Ashley: Okay, so immediately after the epidural, we're going to closely monitor your blood pressures, because that is one of the side effects of an epidural, is that your blood pressure can decrease. So we keep the baby on a continuous monitoring and we are going to monitor your blood pressures at least every two to five minutes for the first 20 to 30 minutes of your epidural to make sure that your vital signs are stable. The blood pressure hooks up to here, so this is what'll be connected, and it registers up on the screen.
And then you also have a button that you can push if you need extra medicine. So you'll continuously get medication through the epidural to keep you comfortable, but if you start to have pain throughout your labor, then you can push that button. It'll give you a little extra.
Shanon: If you don't have an epidural, is the monitoring of mom and baby any different?
Ashley: Sometimes yes, sometimes no. It really depends on what the baby's heart rate is doing. So if the baby looks great and there's good variability and reassuring fetal heart rate strip, then sometimes the doctors will say we can do intermittent monitoring, which is going to allow Mom a little more freedom so she could walk in the hallways and then come back every 30 minutes to 45 minutes and get back on the monitor.
Shanon: Now, when it comes time to actually push the baby out, you may find that the atmosphere in this room changes dramatically. Here to talk a little bit about why is Dr. Jacques Moritz. He's head of the ob-gyn ward here at St. Hello. He's also my doctor.
With my first pregnancy, when I – when it came time to push, it kind of got exciting in there. What's going on?
Dr. Jacques Moritz: Well, before it's time to push, there isn't really much to do. And it should be pretty much hands-off. They check the heartbeat, that's done with the machine behind you, and everything's pretty chill until it comes time to push.
Shanon: Generally, how long is a woman pushing for?
Moritz: Right, so it depends on if it's her first baby or second baby. Let's go first baby, two to three hours it can be. And second baby, all bets are off. They are incredibly fast.
Shanon: Now, after a woman has delivered her baby, the baby's come out, she doesn't necessarily get to hold it right away.

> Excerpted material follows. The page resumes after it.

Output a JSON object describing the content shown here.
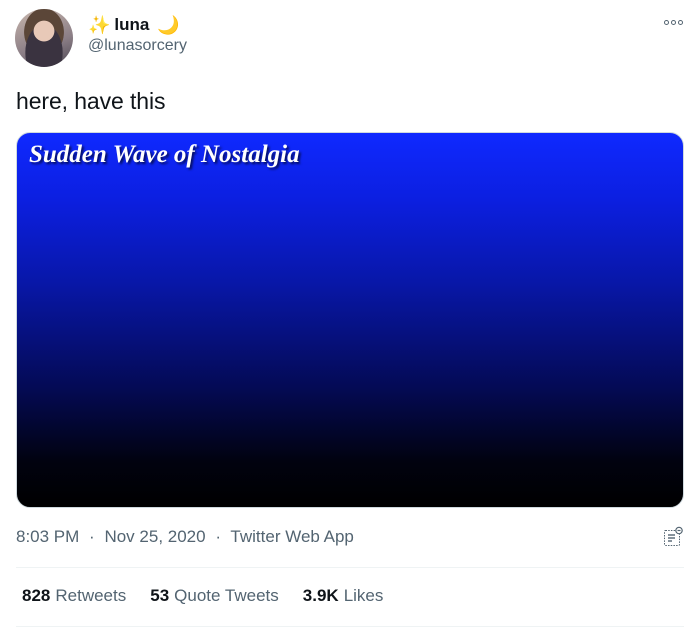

Moritz: We try, we try. If everything goes well, the way we try to deliver is the baby should come this way and should go right on top of you. Mother, skin to skin, right? Usually we have the father cut the cord, or at least we ask him. Half the time they do, half the time they don't. And then the baby stays with you. And then we get to work. We start looking, okay, are there tears, how bad are the tears, how are we going to repair the tears? And more important, the placenta. Everyone forgets about the placenta, but it's a real critical part of delivery.
Shanon: So after Mom's had a chance to snuggle with baby, baby comes here. What is this?
Moritz: So two things. So, this is the warmer, that warms up the baby. The first thing is, if a vacuum or a forceps were used, the baby comes here right away. And there's a pediatrician waiting for it. A lot of times the reasons that we use those instruments is the heart rate was down or we need to deliver the baby quick and sometimes the baby needs what's called resuscitation. So there's oxygen, there's drugs here. The pediatrician can what we call work on the baby. And bring the baby from being in a water state to being in an air state. And sometimes it takes the babies a little bit of time.
If the delivery goes fine, the mother has finished bonding with the baby, the baby will come here, it receives the bands, the fingerprints, and two important things, the vitamin K shot, which everybody gets, it's the first baby's shot. It gets a shot of vitamin K to make the blood thicker so that the baby won't bleed in the brain or anything. And it also gets some cream in the eyes in case there's gonorrhea or chlamydia.
Shanon: Thank you, Dr. Moritz, for sharing all your knowledge. Just keep in mind that your hospital might have a slightly different procedure when it comes to labor and delivery, so maybe you'd like to check with them to see if you can do a tour of the hospital ahead of time. For BabyCenter, I'm Shanon Cook.